Please retype every record below exactly, leaving the pictures out.

::: Record set

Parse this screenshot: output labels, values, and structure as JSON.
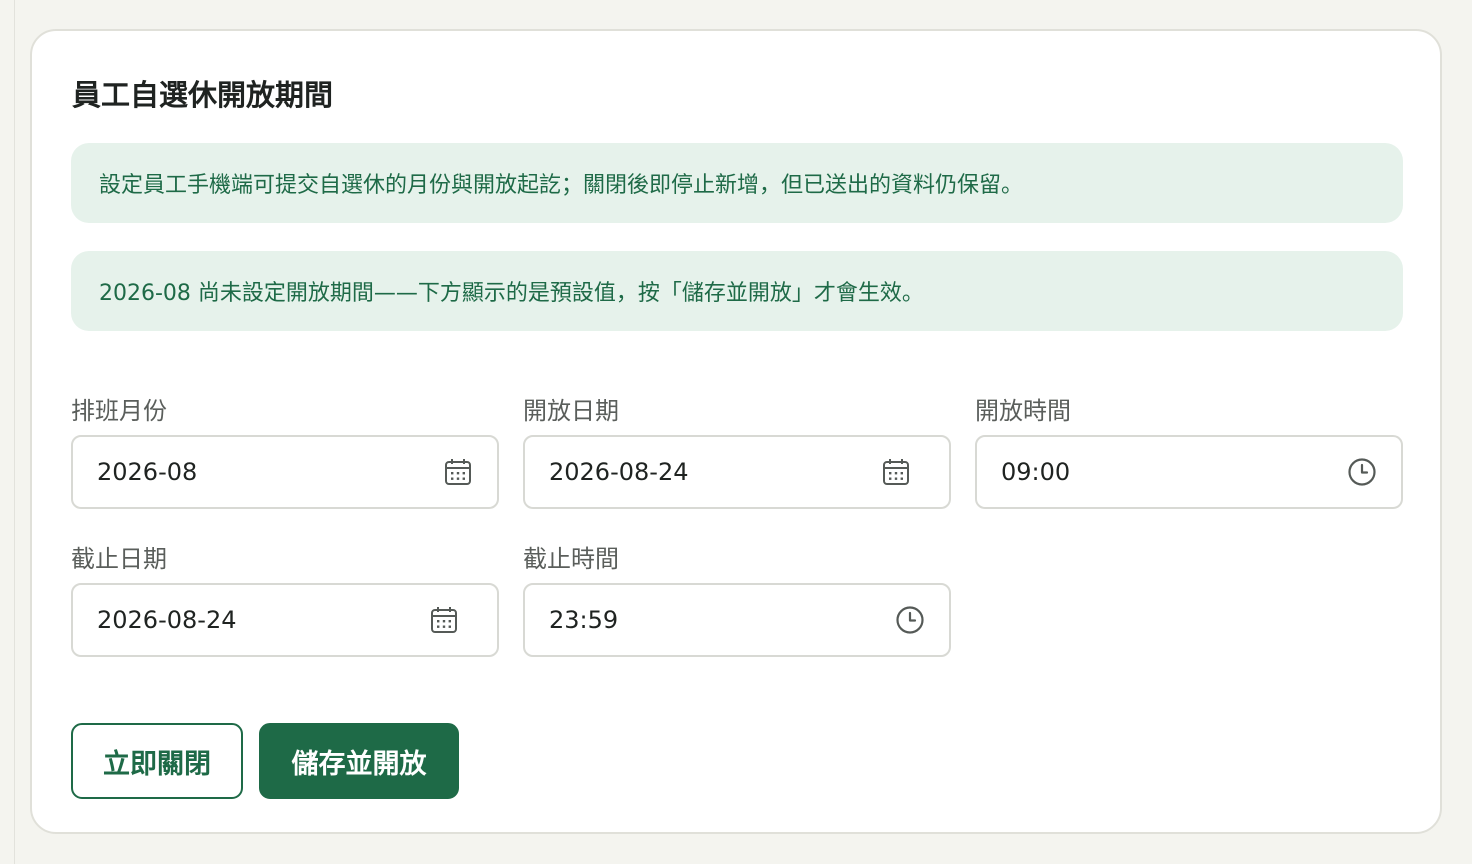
{
  "card": {
    "title": "員工自選休開放期間",
    "info_notice": "設定員工手機端可提交自選休的月份與開放起訖；關閉後即停止新增，但已送出的資料仍保留。",
    "warning_notice": "2026-08 尚未設定開放期間——下方顯示的是預設值，按「儲存並開放」才會生效。"
  },
  "form": {
    "schedule_month": {
      "label": "排班月份",
      "value": "2026-08",
      "icon": "calendar-icon"
    },
    "open_date": {
      "label": "開放日期",
      "value": "2026-08-24",
      "icon": "calendar-icon"
    },
    "open_time": {
      "label": "開放時間",
      "value": "09:00",
      "icon": "clock-icon"
    },
    "close_date": {
      "label": "截止日期",
      "value": "2026-08-24",
      "icon": "calendar-icon"
    },
    "close_time": {
      "label": "截止時間",
      "value": "23:59",
      "icon": "clock-icon"
    }
  },
  "actions": {
    "close_now": "立即關閉",
    "save_and_open": "儲存並開放"
  },
  "colors": {
    "accent": "#1e6a47",
    "notice_background": "#e6f2eb",
    "page_background": "#f4f4ef"
  }
}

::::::

→ Response for this exercise
Parse this screenshot: output labels, values, and structure as JSON.
{
  "card": {
    "title": "員工自選休開放期間",
    "info_notice": "設定員工手機端可提交自選休的月份與開放起訖；關閉後即停止新增，但已送出的資料仍保留。",
    "warning_notice": "2026-08 尚未設定開放期間——下方顯示的是預設值，按「儲存並開放」才會生效。"
  },
  "form": {
    "schedule_month": {
      "label": "排班月份",
      "value": "2026-08",
      "icon": "calendar-icon"
    },
    "open_date": {
      "label": "開放日期",
      "value": "2026-08-24",
      "icon": "calendar-icon"
    },
    "open_time": {
      "label": "開放時間",
      "value": "09:00",
      "icon": "clock-icon"
    },
    "close_date": {
      "label": "截止日期",
      "value": "2026-08-24",
      "icon": "calendar-icon"
    },
    "close_time": {
      "label": "截止時間",
      "value": "23:59",
      "icon": "clock-icon"
    }
  },
  "actions": {
    "close_now": "立即關閉",
    "save_and_open": "儲存並開放"
  },
  "colors": {
    "accent": "#1e6a47",
    "notice_background": "#e6f2eb",
    "page_background": "#f4f4ef"
  }
}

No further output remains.